I am sure this is a really basic question and even thought I had seen an option to do this.
But how do you place 2 object on the same plane?
I have an object and imported an other, and its in a completely different point in space… As I try and drag it around, it moves in 3D, so doesn’t end up where I want it.
After much zooming/rotating and moving, I have manage to get them close… But how exactly do I get them at the same level…
I guess I could make a rectangle and place them on it so they “snap” to the same level… But is there a specific tool or feature to achieve this?
Sometimes it helps if you approach the problem one axis at a time. That is, start to move the entity and lock the direction to one axis - say blue. Then you can use inference on the other entity to move until the blue axis locations align. Repeat the process for the red and green axes.
Cheers… Thats how I did it in the end… But how do I finally get them EXACTLY the same height of the deck?
I can move them close together… But I want them both so the bases as on EXACTLY the same plane.
For the move tool, pick a point that is on the base of the first object. Then lock the axis and find an inference to a point that is on the base of the second object.
Take note where you click when you start the Move operation. The point you click will be the base point for the move. So to move, for instance, a bottom of an object down to a face representing a “ground” you first click on a bottom corner of the object, then move down and watch for, for instance, an “on face” inference marker to appear before clicking a second time.
How do you “lock” the axis… If I grab the bottom of the 1st object, and moved it to the bottom of the 2nd, they are at the same plane… But if I then let go, the 2 objects get “merged”…
If I get them level and then try to move them appart, the 1st object still moves around in 3D space… .How exactly do you “lock” the axis? Is this using the arrow keys? I tried that and it locks the axis from the ORIGINAL position.
You can lock a move on axis with the cursor keys or by holding Shift once you start the move.
If the “objects” merge, that would imply you aren’t making groups or components of the objects before putting them together.

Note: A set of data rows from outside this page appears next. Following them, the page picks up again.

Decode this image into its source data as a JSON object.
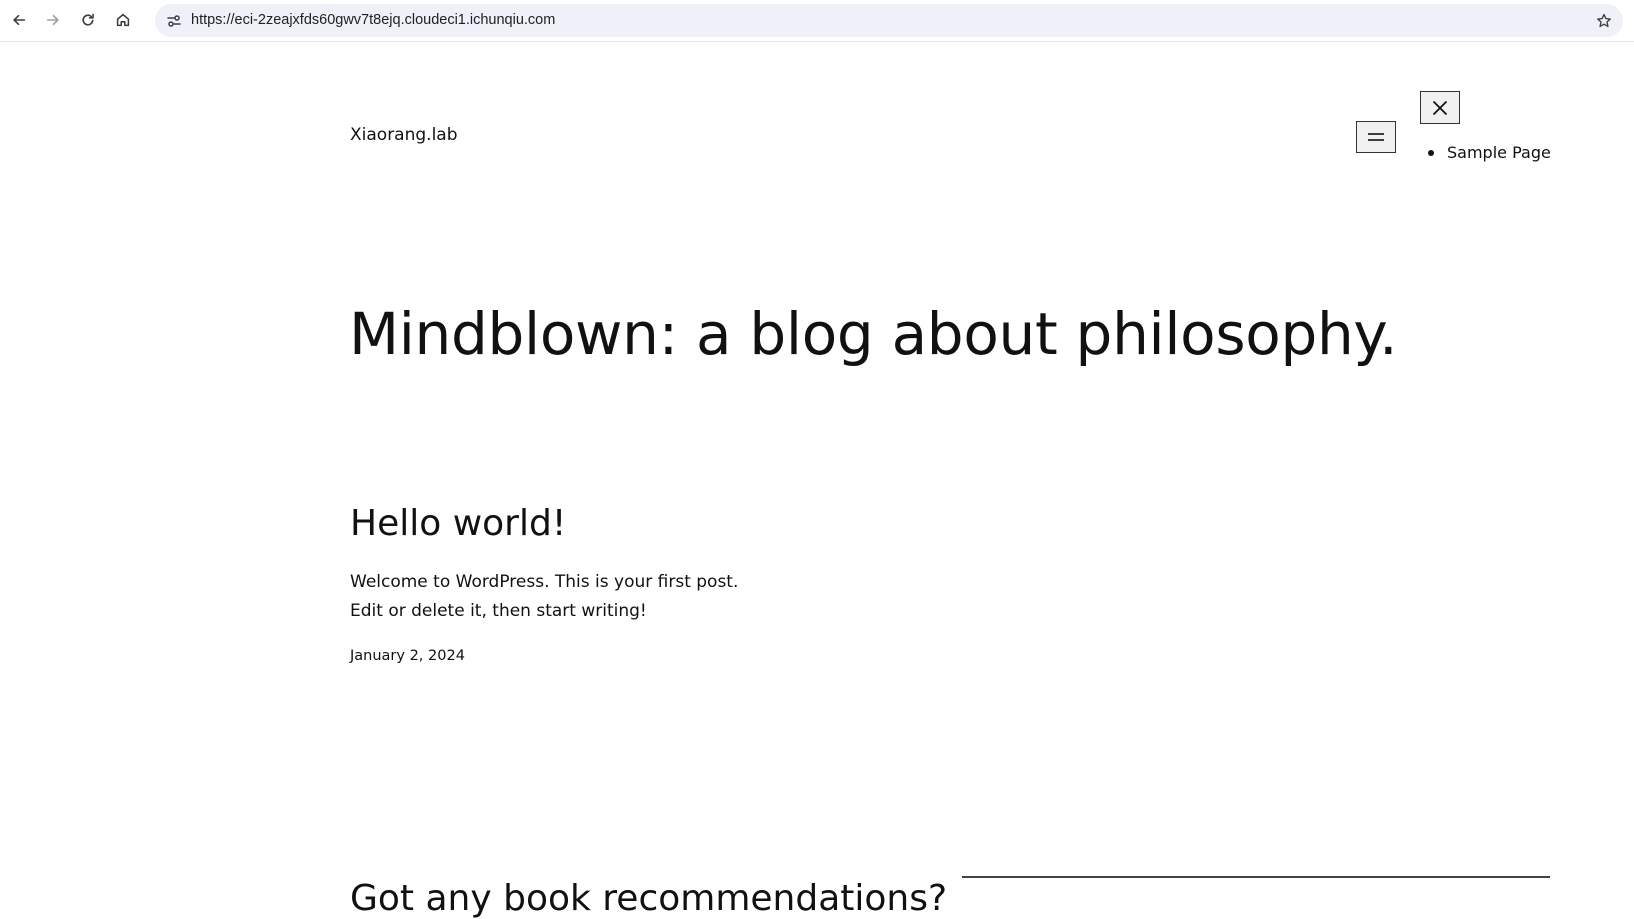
{
  "browser": {
    "url": "https://eci-2zeajxfds60gwv7t8ejq.cloudeci1.ichunqiu.com",
    "icons": [
      "back-icon",
      "forward-icon",
      "reload-icon",
      "home-icon",
      "site-info-icon",
      "bookmark-star-icon"
    ]
  },
  "header": {
    "site_title": "Xiaorang.lab",
    "nav_items": [
      {
        "label": "Sample Page"
      }
    ],
    "icons": [
      "hamburger-menu-icon",
      "close-icon"
    ]
  },
  "hero": {
    "title": "Mindblown: a blog about philosophy."
  },
  "posts": [
    {
      "title": "Hello world!",
      "excerpt": "Welcome to WordPress. This is your first post. Edit or delete it, then start writing!",
      "date": "January 2, 2024"
    }
  ],
  "footer_cta": {
    "heading": "Got any book recommendations?"
  },
  "colors": {
    "page_background": "#ffffff",
    "text": "#111111",
    "omnibox_background": "#eef1f8"
  }
}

At the start of the move grab the entity by clicking and releasing. Click and release again to drop it when you get it where you want it to be.
As above, you can lock on axis with the cursor (arrow) keys.
I usually hold Shift for locking the direction because it’s the same key for locking in any direction including following a line that isn’t parallel to any axis and it’s on the left side of the keyboard where my left hand hovers while drawing.
I am really not getting it…
First of all group/components helped, so thanks for that.
But when I move the object, if I use the cursor keys to lock the axis, it does it from the point where the object was to start with… So if I have it in the air, click on the button edge, and then move it after pressing ‘left’, its locked to the green axis but in the air.
And if I hit shift, its locked to a axis drawn between the original and new position (i.e diagonal)…
Perhaps I am reading it wrong… Do you mean click, move and drop onto the correct axis (but with the 2 parts ontop of each other) and then use the cursors/shift to move it around on that plane… If so, I get it now
Yes. Of course it would since that’s the starting point of the move.
It’s locked in the direction you start the move. So if you are following a line that is off axis, it’ll lock to that line.
I mean, click on the point you want to grab and release the button. Move the selected entity to where you want it and then click and release to drop it.
Maybe you could show us at least an image of what it is you’ve got and how you want the entities positioned.
Or, perhaps for the visual learner:
thanks for this thread - in about 30 secs I was able to see where I was going wrong, and correct it (choose parts and create COMPONENT, then choose MOVE to align a corner of each COMPONENT to the corner of a common part). This got all parts onto a common plane, and saved me a bunch of trial and error.